Everyone agrees that the oldest Jewish cemetery in Europe is in Rheinhessen. But where exactly, here the historians and tour guides of the cities of Mainz and Worms argue. Both cities are 2021 with their old Jewish cemeteries and the SchUM sites has become part of the UNESCO World Heritage Site. But which cemetery is now really the oldest, they argue honestly. The fact is, in Mainz one can trace back that the Cemetery "Judensand 1012 was bought by a Jewish couple. Here the point goes to Mainz. However, the cemetery was not used continuously and suffered from destruction, looting and devastation again and again. The Jewish cemetery Heiliger Sand in Worms although it was founded later, you can still visit it today in its original form. However, this is not the reason why Worms claims the title of the oldest Jewish cemetery in Europe. In Judaism, the cemetery and the gravestone with the name of the deceased have a very special meaning. The grave belongs to the dead person for eternity and may not be destroyed or changed by man. That is why even today we can visit the old gravestones in the Jewish cemeteries. And this is exactly the point. The stone with the oldest date of death found in Worms dates back to 1058. In Mainz a gravestone with an earlier date of death of 1049 was found, but it is no longer in the cemetery, but in the Landesmuseum Mainz. The oldest gravestone is therefore in Worms. Which is now the oldest Jewish cemetery of Rheinhessen, that depends and about it can be really argued. But the fact is, according to current knowledge, it is in Rheinhessen.
Largest open air inhalatorium in Europe

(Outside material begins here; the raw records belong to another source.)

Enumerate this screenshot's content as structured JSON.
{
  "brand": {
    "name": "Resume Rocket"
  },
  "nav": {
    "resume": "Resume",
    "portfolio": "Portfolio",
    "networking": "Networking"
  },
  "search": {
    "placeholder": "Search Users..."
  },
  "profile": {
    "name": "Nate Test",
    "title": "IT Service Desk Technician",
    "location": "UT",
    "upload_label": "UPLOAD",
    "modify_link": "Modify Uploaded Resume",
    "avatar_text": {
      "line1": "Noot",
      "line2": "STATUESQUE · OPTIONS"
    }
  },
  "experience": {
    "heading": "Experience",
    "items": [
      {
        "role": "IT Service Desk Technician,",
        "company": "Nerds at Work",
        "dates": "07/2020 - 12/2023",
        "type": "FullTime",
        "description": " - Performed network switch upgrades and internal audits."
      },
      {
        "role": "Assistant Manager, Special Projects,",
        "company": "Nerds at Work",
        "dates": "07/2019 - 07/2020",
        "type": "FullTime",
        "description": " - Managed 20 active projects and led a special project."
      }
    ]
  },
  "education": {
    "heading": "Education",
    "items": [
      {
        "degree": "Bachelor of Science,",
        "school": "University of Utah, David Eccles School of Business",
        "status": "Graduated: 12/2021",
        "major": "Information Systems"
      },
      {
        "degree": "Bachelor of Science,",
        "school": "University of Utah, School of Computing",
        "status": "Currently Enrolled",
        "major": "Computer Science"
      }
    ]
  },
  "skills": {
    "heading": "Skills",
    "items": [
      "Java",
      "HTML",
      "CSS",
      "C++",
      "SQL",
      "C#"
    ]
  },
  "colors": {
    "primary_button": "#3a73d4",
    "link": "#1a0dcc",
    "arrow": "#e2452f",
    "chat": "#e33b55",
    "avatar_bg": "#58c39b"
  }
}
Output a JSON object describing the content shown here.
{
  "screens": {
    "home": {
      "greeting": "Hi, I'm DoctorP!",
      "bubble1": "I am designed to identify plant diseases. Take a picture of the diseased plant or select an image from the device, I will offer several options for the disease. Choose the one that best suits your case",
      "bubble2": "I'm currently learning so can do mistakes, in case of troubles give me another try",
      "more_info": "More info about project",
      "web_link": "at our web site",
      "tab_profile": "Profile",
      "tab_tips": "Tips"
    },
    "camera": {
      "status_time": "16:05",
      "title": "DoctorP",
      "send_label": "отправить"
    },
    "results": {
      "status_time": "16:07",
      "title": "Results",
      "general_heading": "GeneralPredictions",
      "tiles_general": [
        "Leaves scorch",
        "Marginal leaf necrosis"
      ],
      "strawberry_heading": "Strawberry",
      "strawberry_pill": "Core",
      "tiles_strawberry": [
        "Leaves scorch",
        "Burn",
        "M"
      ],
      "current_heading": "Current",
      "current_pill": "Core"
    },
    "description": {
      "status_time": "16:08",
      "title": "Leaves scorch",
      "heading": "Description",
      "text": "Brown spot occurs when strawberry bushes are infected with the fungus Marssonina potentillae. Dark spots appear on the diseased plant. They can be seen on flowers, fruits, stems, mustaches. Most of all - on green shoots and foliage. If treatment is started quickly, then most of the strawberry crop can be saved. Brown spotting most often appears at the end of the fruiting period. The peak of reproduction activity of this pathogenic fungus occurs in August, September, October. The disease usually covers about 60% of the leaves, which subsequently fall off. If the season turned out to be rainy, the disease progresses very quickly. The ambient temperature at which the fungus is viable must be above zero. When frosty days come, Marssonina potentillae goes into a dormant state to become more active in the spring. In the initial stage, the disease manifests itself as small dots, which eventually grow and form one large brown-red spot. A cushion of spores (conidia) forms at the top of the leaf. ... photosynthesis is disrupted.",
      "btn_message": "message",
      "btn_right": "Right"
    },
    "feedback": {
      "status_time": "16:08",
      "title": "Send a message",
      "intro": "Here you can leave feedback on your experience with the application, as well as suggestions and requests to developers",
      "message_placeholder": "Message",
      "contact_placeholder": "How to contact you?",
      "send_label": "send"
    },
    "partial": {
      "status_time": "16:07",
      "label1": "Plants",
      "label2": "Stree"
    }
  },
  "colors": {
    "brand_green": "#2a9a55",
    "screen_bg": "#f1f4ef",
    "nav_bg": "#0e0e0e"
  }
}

Shortly after the Rheinhessen border you will find Bad Kreuznach, known for its brine springs and good air. Just outside the city you will find the record holder here, the largest open air inhalatorium Europe. The Salinental Health Park stretches between the two towns of Bad Kreuznach and Bad Münster. The large graduation towers can be seen from afar. The enormous hedge walls on which the salt water trickles down each reach a height of 9 meters. But that alone is not worth a record. All in all, the graduation towers are 1.1 km long, making the Salinental the largest open-air inhalatorium in Europe. You can walk along below the salt works or get very close to the brine by strolling through the galleries. You can breathe the good salty air in the entire health park, even if you prefer to discover the nature and river landscape on the banks of the Nahe.
Museum with more than one Quagga
Have you ever heard of the Quaggas? No? Until my visit to the Natural History Museum in Mainz I felt the same way. And it's no wonder, because there are only 23 quagga specimens in the whole world and the Natural History Museum in Mainz is the only one that has several. After you have traced the history of Rheinhessen back to 30 million years, you will enter a part of the museum where many specimens of donkeys, horses and zebras are exhibited and here, inconspicuously hidden among all the other animals, are the quaggas. A quagga is a southern subspecies of the plains zebra and also visually very reminiscent of its kin. On closer inspection you can see the difference. The stripes of the quaggas become paler towards the belly and are no longer present on the legs. It was man who exterminated the Quaggas and so the last Quagga died in Amsterdam Zoo in 1883. That's why today you can observe quaggas only in museums and in Mainz as a whole family. The Natural History Museum is not only the only museum worldwide with more than one quagga specimen. It exhibits a whole family, with the preparations of a mare, a stallion and a foal.